OFF THE TOP
You might have heard: Americans’ trust in media hits an all-time low (Axios)
But did you know: More information about a news outlet allows readers to assess the publication’s trustworthiness (Center for Media Engagement)
News audiences around the world struggle to determine which online news sources are reputable. A new study from the Center for Media Engagement at the University of Texas at Austin finds that the best way for readers to gauge the trustworthiness of a news outlet is to see a brief description of the publication in their Google search. The study, which took place in the U.S., Germany and Brazil, found that descriptions that boosted the outlet’s reputation increased trust, while a description that indicated the site had often peddled in misinformation decreased trust. The study also found that participants rated “having a verified corrections policy” as one of the most important factors that would build their trust in a news outlet.
+ Noted: LMA’s NewsFuel to oversee well-known journalism grants directory developed at Raleigh News & Observer (Local Media Association); Facebook plans to reduce political content in the News Feed (CNN)
A new chapter for the press: 5 ideas for moving forward after Trump
API Executive Director Tom Rosenstiel launches a new column, in partnership with the Poynter Institute, that will cover the press and politics, culture and media ethics, technology and the search for sustainability for news. In his first column, he examines how journalists should adjust to a new presidential administration while not losing sight of the biggest story of our lifetimes: the coronavirus pandemic.
TRY THIS AT HOME
How 10 Tampa Bay took investigative news from broadcast to YouTube (Poynter)
Local broadcaster 10 Tampa Bay was looking for a way to bring in a younger audience, and that meant pushing their video content onto social platforms. But the station’s Facebook and YouTube clips were mostly reaching an older audience, so the station created “The Deeper Dive,” a youth-oriented channel that produced original reports about issues affecting Florida residents during the pandemic. The videos, hosted by reporter Jenna Bourne, were more casual than television broadcasts, with simpler graphics and fewer jump cuts. The station has gotten good feedback about the news videos, and the newsrooms plans to continue with social video on various platforms.
+ Earlier: Looking to reach a younger audience on social media, public TV network UNC-TV scaled back its broadcast content to free up resourcesfor shorter, digital media-friendly productions (Better News)
+ Gather has compiled a list of 2021 journalism conferences (Gather)
‘Citizens’ ombudsman’ is pushing back against the politicization of Brazilian public media (Public Media Alliance)
In recent years, Brazilian public broadcaster Empresa Brasil de Comunicação has suffered from government interference, which has limited its editorial autonomy. Now, a new initiative called Ouvidoria Cidadã, or citizens’ ombudsman, is highlighting good work done by EBC while pushing back against the politicization of the broadcaster.
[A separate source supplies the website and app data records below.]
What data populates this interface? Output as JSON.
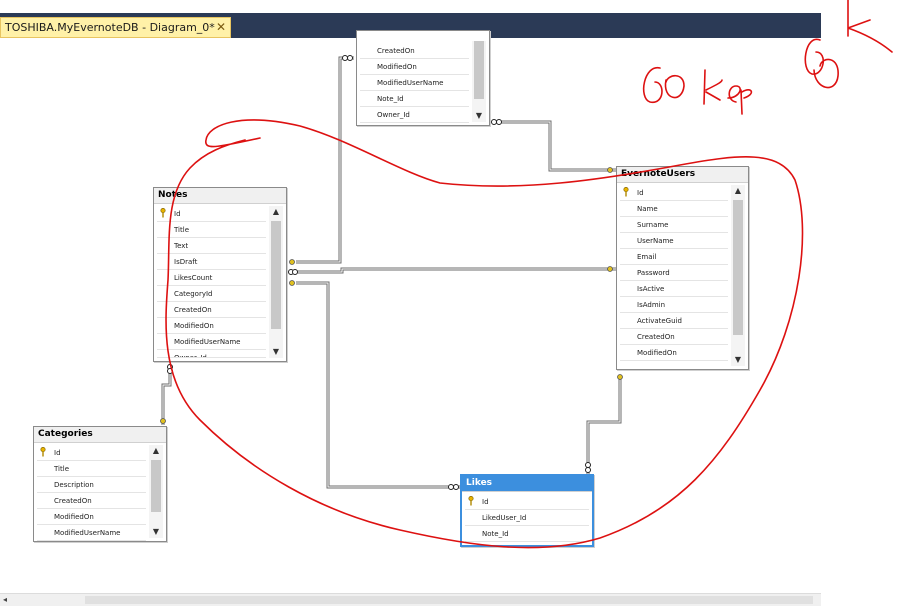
{
  "tab": {
    "title": "TOSHIBA.MyEvernoteDB - Diagram_0*",
    "close": "✕"
  },
  "tables": {
    "top": {
      "rows": [
        "CreatedOn",
        "ModifiedOn",
        "ModifiedUserName",
        "Note_Id",
        "Owner_Id"
      ]
    },
    "notes": {
      "title": "Notes",
      "rows": [
        "Id",
        "Title",
        "Text",
        "IsDraft",
        "LikesCount",
        "CategoryId",
        "CreatedOn",
        "ModifiedOn",
        "ModifiedUserName",
        "Owner_Id"
      ]
    },
    "evernote_users": {
      "title": "EvernoteUsers",
      "rows": [
        "Id",
        "Name",
        "Surname",
        "UserName",
        "Email",
        "Password",
        "IsActive",
        "IsAdmin",
        "ActivateGuid",
        "CreatedOn",
        "ModifiedOn"
      ]
    },
    "categories": {
      "title": "Categories",
      "rows": [
        "Id",
        "Title",
        "Description",
        "CreatedOn",
        "ModifiedOn",
        "ModifiedUserName"
      ]
    },
    "likes": {
      "title": "Likes",
      "rows": [
        "Id",
        "LikedUser_Id",
        "Note_Id"
      ]
    }
  },
  "scroll_arrows": {
    "up": "▲",
    "down": "▼",
    "left": "◂"
  },
  "colors": {
    "tab_bar": "#2b3a56",
    "tab_active": "#fff1a8",
    "selection": "#3c8fde",
    "annotation": "#dd1111"
  }
}
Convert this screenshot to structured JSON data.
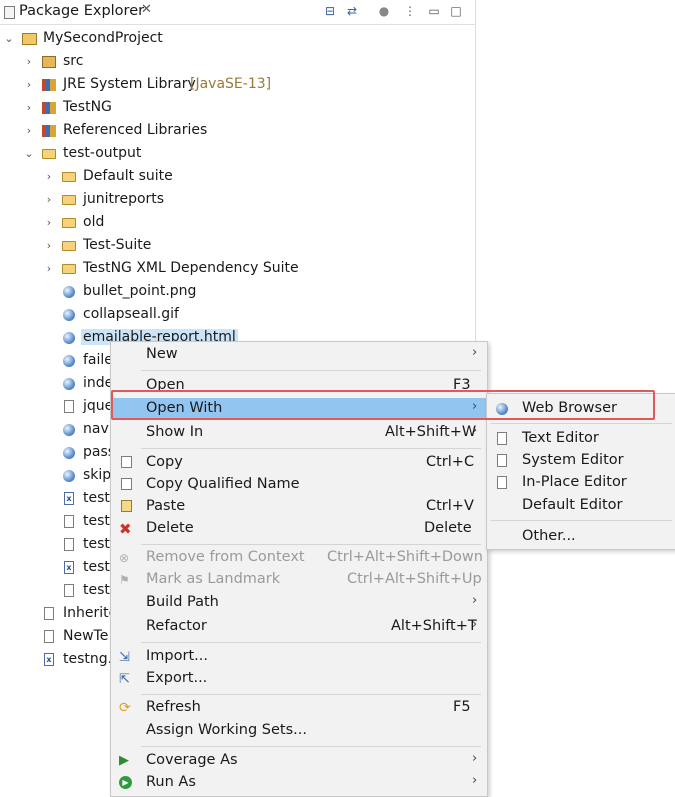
{
  "view": {
    "tab_title": "Package Explorer",
    "tab_close": "✕",
    "toolbar": [
      "collapse-all-icon",
      "link-with-editor-icon",
      "focus-icon",
      "view-menu-icon",
      "minimize-icon",
      "maximize-icon"
    ]
  },
  "tree": {
    "project": "MySecondProject",
    "src": "src",
    "jre": "JRE System Library",
    "jre_decoration": "[JavaSE-13]",
    "testng_lib": "TestNG",
    "ref_libs": "Referenced Libraries",
    "test_output": "test-output",
    "folders": [
      "Default suite",
      "junitreports",
      "old",
      "Test-Suite",
      "TestNG XML Dependency Suite"
    ],
    "files": [
      "bullet_point.png",
      "collapseall.gif",
      "emailable-report.html",
      "faile",
      "inde",
      "jque",
      "navi",
      "pass",
      "skip",
      "testr",
      "testr",
      "testr",
      "testr",
      "testr"
    ],
    "bottom": [
      "Inherite",
      "NewTe",
      "testng.x"
    ]
  },
  "context_menu": {
    "items": [
      {
        "label": "New",
        "shortcut": ""
      },
      {
        "label": "Open",
        "shortcut": "F3"
      },
      {
        "label": "Open With",
        "shortcut": ""
      },
      {
        "label": "Show In",
        "shortcut": "Alt+Shift+W"
      },
      {
        "label": "Copy",
        "shortcut": "Ctrl+C"
      },
      {
        "label": "Copy Qualified Name",
        "shortcut": ""
      },
      {
        "label": "Paste",
        "shortcut": "Ctrl+V"
      },
      {
        "label": "Delete",
        "shortcut": "Delete"
      },
      {
        "label": "Remove from Context",
        "shortcut": "Ctrl+Alt+Shift+Down"
      },
      {
        "label": "Mark as Landmark",
        "shortcut": "Ctrl+Alt+Shift+Up"
      },
      {
        "label": "Build Path",
        "shortcut": ""
      },
      {
        "label": "Refactor",
        "shortcut": "Alt+Shift+T"
      },
      {
        "label": "Import...",
        "shortcut": ""
      },
      {
        "label": "Export...",
        "shortcut": ""
      },
      {
        "label": "Refresh",
        "shortcut": "F5"
      },
      {
        "label": "Assign Working Sets...",
        "shortcut": ""
      },
      {
        "label": "Coverage As",
        "shortcut": ""
      },
      {
        "label": "Run As",
        "shortcut": ""
      }
    ],
    "submenu_arrow": "›"
  },
  "submenu": {
    "items": [
      "Web Browser",
      "Text Editor",
      "System Editor",
      "In-Place Editor",
      "Default Editor",
      "Other..."
    ]
  },
  "colors": {
    "highlight": "#92c5f0",
    "selection": "#cce4f7",
    "annotation_box": "#e05a5a"
  }
}
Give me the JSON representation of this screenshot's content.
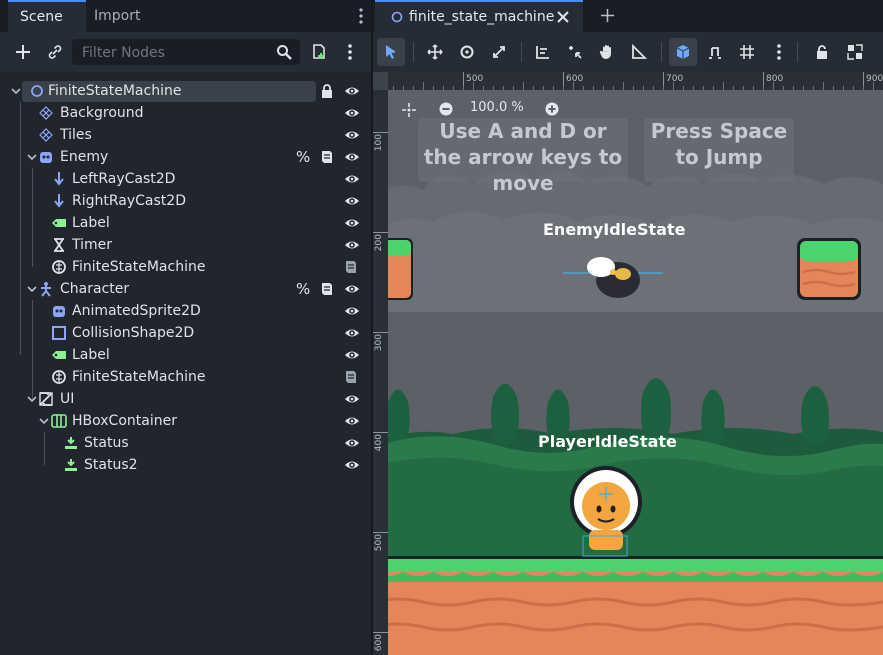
{
  "left_tabs": [
    {
      "label": "Scene"
    },
    {
      "label": "Import"
    }
  ],
  "filter": {
    "placeholder": "Filter Nodes"
  },
  "tree": [
    {
      "label": "FiniteStateMachine",
      "icon": "node2d-circle-icon",
      "depth": 0,
      "expanded": true,
      "selected": true,
      "lock": true,
      "eye": true
    },
    {
      "label": "Background",
      "icon": "parallax-icon",
      "depth": 1,
      "eye": true
    },
    {
      "label": "Tiles",
      "icon": "tilemap-icon",
      "depth": 1,
      "eye": true
    },
    {
      "label": "Enemy",
      "icon": "character-body-icon",
      "depth": 1,
      "expanded": true,
      "pct": true,
      "script": true,
      "eye": true
    },
    {
      "label": "LeftRayCast2D",
      "icon": "raycast-icon",
      "depth": 2,
      "eye": true
    },
    {
      "label": "RightRayCast2D",
      "icon": "raycast-icon",
      "depth": 2,
      "eye": true
    },
    {
      "label": "Label",
      "icon": "label-icon",
      "depth": 2,
      "eye": true
    },
    {
      "label": "Timer",
      "icon": "timer-icon",
      "depth": 2,
      "eye": true
    },
    {
      "label": "FiniteStateMachine",
      "icon": "brain-icon",
      "depth": 2,
      "script_only": true
    },
    {
      "label": "Character",
      "icon": "character-icon",
      "depth": 1,
      "expanded": true,
      "pct": true,
      "script": true,
      "eye": true
    },
    {
      "label": "AnimatedSprite2D",
      "icon": "animated-sprite-icon",
      "depth": 2,
      "eye": true
    },
    {
      "label": "CollisionShape2D",
      "icon": "collision-shape-icon",
      "depth": 2,
      "eye": true
    },
    {
      "label": "Label",
      "icon": "label-icon",
      "depth": 2,
      "eye": true
    },
    {
      "label": "FiniteStateMachine",
      "icon": "brain-icon",
      "depth": 2,
      "script_only": true
    },
    {
      "label": "UI",
      "icon": "canvas-layer-icon",
      "depth": 1,
      "expanded": true,
      "eye": true
    },
    {
      "label": "HBoxContainer",
      "icon": "hbox-icon",
      "depth": 2,
      "expanded": true,
      "eye": true
    },
    {
      "label": "Status",
      "icon": "control-icon",
      "depth": 3,
      "eye": true
    },
    {
      "label": "Status2",
      "icon": "control-icon",
      "depth": 3,
      "eye": true
    }
  ],
  "scene_tab": {
    "label": "finite_state_machine"
  },
  "zoom": {
    "label": "100.0 %"
  },
  "ruler_top": [
    "500",
    "600",
    "700",
    "800",
    "900"
  ],
  "ruler_left": [
    "100",
    "200",
    "300",
    "400",
    "500",
    "600"
  ],
  "hints": [
    "Use A and D or the arrow keys to move",
    "Press Space to Jump"
  ],
  "state_labels": {
    "enemy": "EnemyIdleState",
    "player": "PlayerIdleState"
  },
  "colors": {
    "accent": "#4a8bf5",
    "node2d": "#8da5f3",
    "control": "#8eef97",
    "selection": "#3b414a"
  }
}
The ombudsman publishes regular reports reviewing EBC content, calling out broadcasts that don’t uphold the standards of public media, and spotlighting work that “promote[s] the public debate of ideas and the circulation of information.”
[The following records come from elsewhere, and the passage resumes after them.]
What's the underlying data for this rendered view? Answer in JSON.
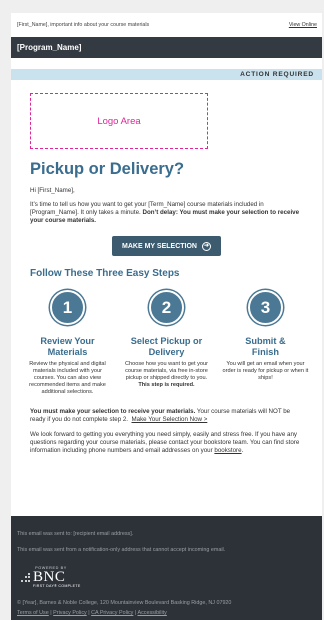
{
  "preheader": {
    "text": "[First_Name], important info about your course materials",
    "view_online": "View Online"
  },
  "program_bar": {
    "name": "[Program_Name]"
  },
  "action_bar": {
    "label": "ACTION REQUIRED"
  },
  "logo": {
    "placeholder": "Logo Area"
  },
  "main": {
    "headline": "Pickup or Delivery?",
    "greeting": "Hi [First_Name],",
    "intro_plain": "It’s time to tell us how you want to get your [Term_Name] course materials included in [Program_Name]. It only takes a minute.",
    "intro_bold": "Don’t delay: You must make your selection to receive your course materials.",
    "cta_label": "MAKE MY SELECTION",
    "cta_icon": "arrow-right-circle-icon"
  },
  "steps": {
    "heading": "Follow These Three Easy Steps",
    "items": [
      {
        "number": "1",
        "title": "Review Your Materials",
        "desc": "Review the physical and digital materials included with your courses. You can also view recommended items and make additional selections.",
        "desc_bold": ""
      },
      {
        "number": "2",
        "title": "Select Pickup or Delivery",
        "desc": "Choose how you want to get your course materials, via free in-store pickup or shipped directly to you.",
        "desc_bold": "This step is required."
      },
      {
        "number": "3",
        "title": "Submit & Finish",
        "desc": "You will get an email when your order is ready for pickup or when it ships!",
        "desc_bold": ""
      }
    ]
  },
  "warning": {
    "bold": "You must make your selection to receive your materials.",
    "plain": "Your course materials will NOT be ready if you do not complete step 2.",
    "link": "Make Your Selection Now >"
  },
  "forward": {
    "text": "We look forward to getting you everything you need simply, easily and stress free. If you have any questions regarding your course materials, please contact your bookstore team. You can find store information including phone numbers and email addresses on your",
    "link": "bookstore",
    "end": "."
  },
  "footer": {
    "sent_to": "This email was sent to: [recipient email address].",
    "notification": "This email was sent from a notification-only address that cannot accept incoming email.",
    "powered_by": "POWERED BY",
    "brand": "BNC",
    "brand_tag": "FIRST DAY® COMPLETE",
    "address": "© [Year], Barnes & Noble College, 120 Mountainview Boulevard Basking Ridge, NJ 07920",
    "links": [
      "Terms of Use",
      "Privacy Policy",
      "CA Privacy Policy",
      "Accessibility"
    ],
    "separator": "|"
  },
  "colors": {
    "program_bar": "#333a42",
    "action_bar": "#c9e2ee",
    "accent_blue": "#3a6d8e",
    "cta": "#3c5b6f",
    "logo_dash": "#e0249a",
    "footer_bg": "#2d3239"
  }
}
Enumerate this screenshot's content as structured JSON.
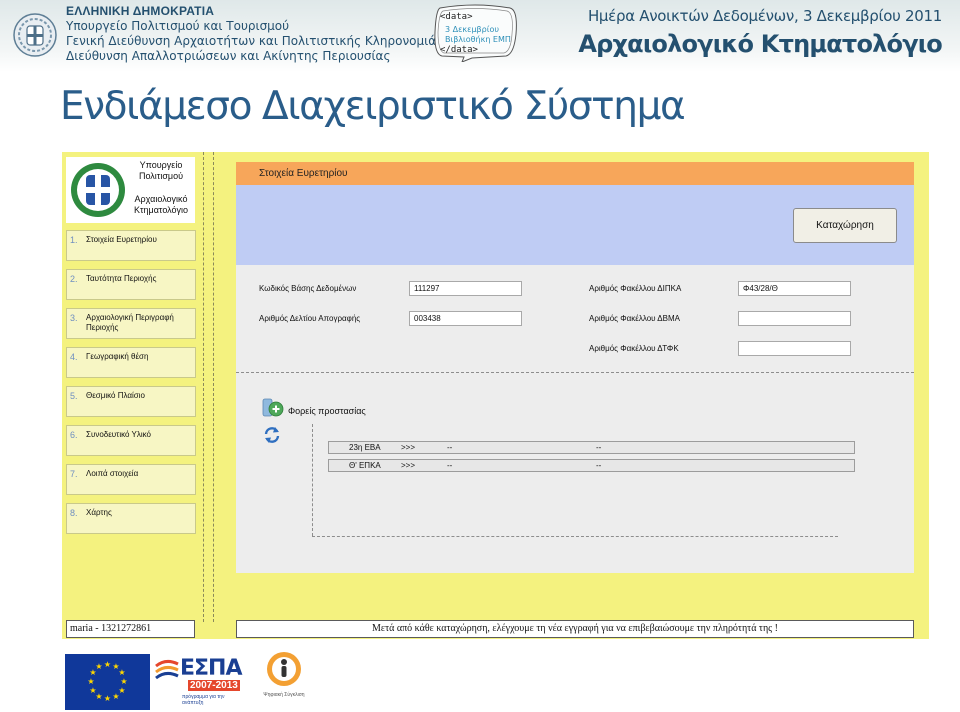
{
  "header": {
    "ministry_lines": [
      "ΕΛΛΗΝΙΚΗ ΔΗΜΟΚΡΑΤΙΑ",
      "Υπουργείο Πολιτισμού και Τουρισμού",
      "Γενική Διεύθυνση Αρχαιοτήτων και Πολιτιστικής Κληρονομιάς",
      "Διεύθυνση Απαλλοτριώσεων και Ακίνητης Περιουσίας"
    ],
    "data_bubble": {
      "open_tag": "<data>",
      "line1": "3 Δεκεμβρίου",
      "line2": "Βιβλιοθήκη ΕΜΠ",
      "close_tag": "</data>"
    },
    "event_title": "Ημέρα Ανοικτών Δεδομένων, 3 Δεκεμβρίου 2011",
    "project_title": "Αρχαιολογικό Κτηματολόγιο"
  },
  "slide_title": "Ενδιάμεσο Διαχειριστικό Σύστημα",
  "app": {
    "logo": {
      "line1": "Υπουργείο",
      "line2": "Πολιτισμού",
      "line3": "Αρχαιολογικό",
      "line4": "Κτηματολόγιο"
    },
    "nav": [
      {
        "num": "1.",
        "label": "Στοιχεία Ευρετηρίου"
      },
      {
        "num": "2.",
        "label": "Ταυτότητα Περιοχής"
      },
      {
        "num": "3.",
        "label": "Αρχαιολογική Περιγραφή Περιοχής"
      },
      {
        "num": "4.",
        "label": "Γεωγραφική θέση"
      },
      {
        "num": "5.",
        "label": "Θεσμικό Πλαίσιο"
      },
      {
        "num": "6.",
        "label": "Συνοδευτικό Υλικό"
      },
      {
        "num": "7.",
        "label": "Λοιπά στοιχεία"
      },
      {
        "num": "8.",
        "label": "Χάρτης"
      }
    ],
    "section_title": "Στοιχεία Ευρετηρίου",
    "submit_label": "Καταχώρηση",
    "fields": {
      "db_code_label": "Κωδικός Βάσης Δεδομένων",
      "db_code_value": "111297",
      "inventory_label": "Αριθμός Δελτίου Απογραφής",
      "inventory_value": "003438",
      "dipka_label": "Αριθμός Φακέλλου ΔΙΠΚΑ",
      "dipka_value": "Φ43/28/Θ",
      "dvma_label": "Αριθμός Φακέλλου ΔΒΜΑ",
      "dvma_value": "",
      "dtfk_label": "Αριθμός Φακέλλου ΔΤΦΚ",
      "dtfk_value": ""
    },
    "protection_label": "Φορείς προστασίας",
    "agencies": [
      {
        "name": "23η ΕΒΑ",
        "arrow": ">>>",
        "c1": "--",
        "c2": "--"
      },
      {
        "name": "Θ' ΕΠΚΑ",
        "arrow": ">>>",
        "c1": "--",
        "c2": "--"
      }
    ],
    "footer_user": "maria",
    "footer_sep": " - ",
    "footer_id": "1321272861",
    "footer_message": "Μετά από κάθε καταχώρηση, ελέγχουμε τη νέα εγγραφή για να επιβεβαιώσουμε την πληρότητά της !"
  },
  "footer_logos": {
    "espa_text": "ΕΣΠΑ",
    "espa_years": "2007-2013",
    "espa_tagline": "πρόγραμμα για την ανάπτυξη",
    "digital_text": "Ψηφιακή Σύγκλιση"
  },
  "colors": {
    "app_yellow": "#f4f27f",
    "header_orange": "#f7a65a",
    "band_blue": "#bfccf4",
    "title_blue": "#2a5d8a"
  }
}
Researchers are embracing visual tools to give fair credit for work on papers (Nature Index)
As academic papers are increasingly the result of large, multidisciplinary teams, researchers are finding innovative ways of crediting everyone involved in the production of a paper. Alongside the author contributor section, which offers detailed breakdowns of every person’s involvement, researchers are now including visual matrices that lay out how different participants were involved in the process. Some are simply black-and-white charts, while others use colors to indicate the level of involvement of each person in each particular task. Part of the goal is to incentivize these large-group studies for early-career researchers, who may otherwise feel that their work goes unnoticed.
UP FOR DEBATE
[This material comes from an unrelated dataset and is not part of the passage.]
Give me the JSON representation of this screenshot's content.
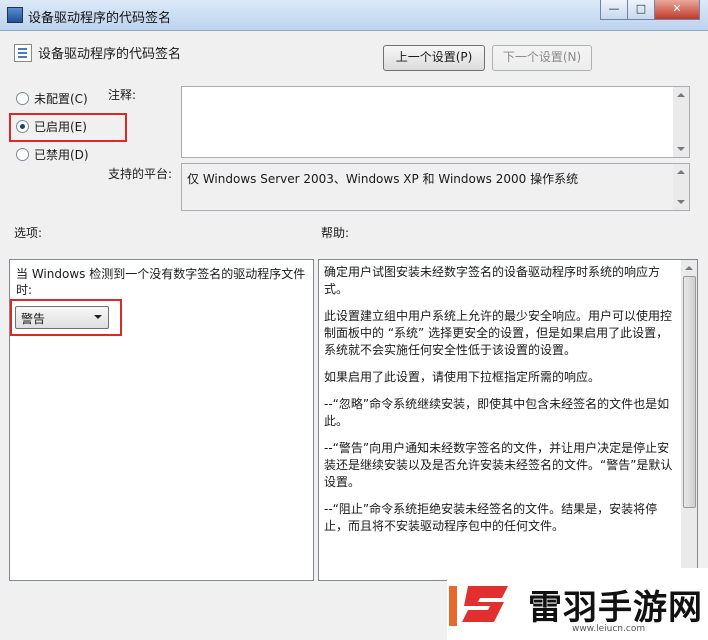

Can Nextdoor replace the small-town paper? (Medium, One Zero)
Nextdoor, the neighborhood social media platform, is increasingly becoming a source of local news in many communities. But due to the decentralized nature of the platform, it can be difficult to combat the spread of misinformation, and because it caters to the well-off — one paper described it as a “digitally gated community” — and posts are often biased against the less affluent. Volunteer moderators only have a few options for handling untrue content, and there is no adjudicator — or journalist — to provide context for facts and opinions that are shared. Nonetheless, public officials are turning to the platforms as a way of spreading information as local newspapers have diminished.
+ Earlier: With funding from the Google News Initiative, Wick Communications, which owns a chain of community newspapers, is experimenting with an app that can compete with Nextdoor (Local Media Association)
In Vermont, one hyperlocal newsroom aims to fill a void (Columbia Journalism Review)
When the Waterbury Record in Waterbury, Vermont shut down last spring, local journalism professor Lisa Scagliotti saw an opportunity to stop the town from becoming a news desert. The Waterbury Roundabout, launched with the help of her students, was a digital-only outlet focused on hyperlocal issues, like mail-in ballots for school budget votes. A weekly newsletter and attention from other regional outlets led to a partnership with the Barre Montpelier Times Argus, which was looking to reach more local communities with printed weeklies. That resulted in the Waterbury Reader, which features some stories from the Roundabout and is printed and delivered by the Times Argus.